When picking your gun, there are two barrels to choose from: smoothbore or rifled. Older shotguns were synonymous with smoothbore barrels. A smoothbore barrel is exactly what it sounds like — no rifling. Smoothbore barrels have been compared to a pitcher throwing knuckleballs; but with the right ammunition and scope, they can be an extremely accurate 100-yard gun. These are great guns for those day you want to stalk through heavy brush or participate in deer drives.
You need the right ammo in order to get the best from a smoothbore barrel. Rifled slugs are front-heavy, 1-oz lead projectile with grooves in the sides. This is also known as a Foster-style slug in which it is hollowed from the back. A rifled slug (shot from a smoothbore gun) produces a lobbing angle of trajectory. When shot from a 12-gauge, these slugs can travel upward of 1500 fps.
Oddly enough, rifled slugs are not recommended to be shot from a rifled barrel, as some in the ballistics community have raised concerns over lead fouling that can build up in the grooves. For a young starting hunter, getting set up with a smoothbore shotgun and rifled slugs is far cheaper than purchasing a centerfire rifle.
Rifled slug barrels are providing hunters the ability to consistently and accurately hit targets ethically out to 150 yards or more. Rifled barrels come interchangeably with pump and semi-auto shotguns. Bolt-action slug guns are also available on the market. The bolt-action platform gives shooters more accuracy due to the solid, vibration-resistant feature provided by the bolt. While a bolt-action, rifled gun isn’t required, if you are going to be spending significant time in slug-gun country, it may be a wise investment. Rifled barrels take saboted slugs. Saboted slugs are attached to a wad or bore-sleeve, gripping the rifling in the barrel. This gives the slug the spin needed to fly accurately.
To increase accuracy, scopes and chokes can be used in tandem to create more consistency. Slug guns have notoriety for churning through scopes, though. A 12-gauge slug shotgun shooting a standard 3-inch shell with a 1 5/8-oz slug produces 52 foot pounds of energy upon the shot. While there are varying levels of shell size, powder charge and slug weight, investing in quality rings and bases will protect your scope. Furthermore, pick a scope from a reputable brand (like Nikon) that has a history of success.
Since shotguns are primarily considered a close-quarters gun, the need to quickly locate a moving deer in brush is paramount. If you know you want to use a slug gun for tight cover, then pick a scope with less power. If sitting over a late-season food plot, a 4X to 12X scope is more than sufficient.

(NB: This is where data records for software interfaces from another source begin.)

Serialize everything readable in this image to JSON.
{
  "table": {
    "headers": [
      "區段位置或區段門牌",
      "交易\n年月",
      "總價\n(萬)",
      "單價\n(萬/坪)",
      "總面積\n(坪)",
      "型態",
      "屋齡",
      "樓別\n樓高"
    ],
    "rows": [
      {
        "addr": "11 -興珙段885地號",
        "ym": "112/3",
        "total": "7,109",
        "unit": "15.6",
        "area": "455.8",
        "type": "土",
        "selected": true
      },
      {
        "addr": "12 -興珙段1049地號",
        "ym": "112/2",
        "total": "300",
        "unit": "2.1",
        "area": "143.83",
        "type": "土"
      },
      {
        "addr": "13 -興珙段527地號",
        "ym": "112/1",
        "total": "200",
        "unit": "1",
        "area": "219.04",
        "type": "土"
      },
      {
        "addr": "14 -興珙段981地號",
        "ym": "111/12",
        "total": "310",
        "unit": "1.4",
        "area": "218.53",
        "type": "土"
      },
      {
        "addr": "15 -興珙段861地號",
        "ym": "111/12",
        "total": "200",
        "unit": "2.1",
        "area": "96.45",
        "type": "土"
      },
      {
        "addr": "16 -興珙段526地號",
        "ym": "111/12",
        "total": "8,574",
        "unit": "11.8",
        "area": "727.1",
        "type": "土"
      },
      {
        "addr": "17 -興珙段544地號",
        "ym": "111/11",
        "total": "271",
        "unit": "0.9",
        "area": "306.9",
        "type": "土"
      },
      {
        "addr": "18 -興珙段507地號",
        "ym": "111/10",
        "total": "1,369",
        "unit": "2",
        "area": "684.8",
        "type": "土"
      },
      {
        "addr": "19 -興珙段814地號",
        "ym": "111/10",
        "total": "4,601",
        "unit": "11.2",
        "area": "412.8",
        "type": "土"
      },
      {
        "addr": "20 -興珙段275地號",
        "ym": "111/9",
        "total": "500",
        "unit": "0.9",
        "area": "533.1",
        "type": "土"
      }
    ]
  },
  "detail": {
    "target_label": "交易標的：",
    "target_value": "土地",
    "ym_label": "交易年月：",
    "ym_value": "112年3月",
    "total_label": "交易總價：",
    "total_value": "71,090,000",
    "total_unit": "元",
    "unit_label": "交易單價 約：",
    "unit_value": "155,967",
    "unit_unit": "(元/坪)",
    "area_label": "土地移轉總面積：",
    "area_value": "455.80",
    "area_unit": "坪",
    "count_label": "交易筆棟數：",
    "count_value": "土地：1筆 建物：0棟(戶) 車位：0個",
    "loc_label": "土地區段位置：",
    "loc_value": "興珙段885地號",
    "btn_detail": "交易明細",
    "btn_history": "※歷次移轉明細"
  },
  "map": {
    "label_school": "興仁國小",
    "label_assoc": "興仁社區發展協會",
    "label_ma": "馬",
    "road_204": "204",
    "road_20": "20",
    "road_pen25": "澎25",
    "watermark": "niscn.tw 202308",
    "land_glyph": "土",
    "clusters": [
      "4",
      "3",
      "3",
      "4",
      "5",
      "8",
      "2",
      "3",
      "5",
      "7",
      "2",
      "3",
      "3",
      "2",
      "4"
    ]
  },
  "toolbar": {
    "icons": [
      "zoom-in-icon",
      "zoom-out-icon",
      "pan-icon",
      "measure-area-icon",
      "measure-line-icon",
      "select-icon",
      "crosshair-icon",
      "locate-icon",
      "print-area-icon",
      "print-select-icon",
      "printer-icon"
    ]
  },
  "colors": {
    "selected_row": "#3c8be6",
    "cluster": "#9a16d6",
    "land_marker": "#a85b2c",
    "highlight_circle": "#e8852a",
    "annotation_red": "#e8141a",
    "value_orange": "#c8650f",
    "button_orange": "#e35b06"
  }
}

The rings and bases for your shotgun are as equally important to accuracy as the scope itself. Rings and bases come in multiple forms — fixed or detachable systems. Now, while single-piece bases are superior at resisting the forces of recoil, they can sometimes interfere with the chambering and ejection of a round. Dovetail mounts are popular since they are adjustable and have a long history of proven success. When picking a picatinny rail and dovetail mounts, pick a low height that provides clearance for your scope and allows you to position your dominate eye in line with the scope. Being able to comfortably see into the scope while not having to raise your head to look through it will greatly impact accuracy.
Regardless of your skills or your experience in the woods, hunting for deer with a shotgun provides an easy way to ethically kill a deer without breaking the bank. The ability to decide between specific rounds and interchange barrels on one platform (depending on your hunting scenario) is a desirable trait, especially for those looking for an easy-to-use platform. Just remember, find the gun that fits you. And don't flinch.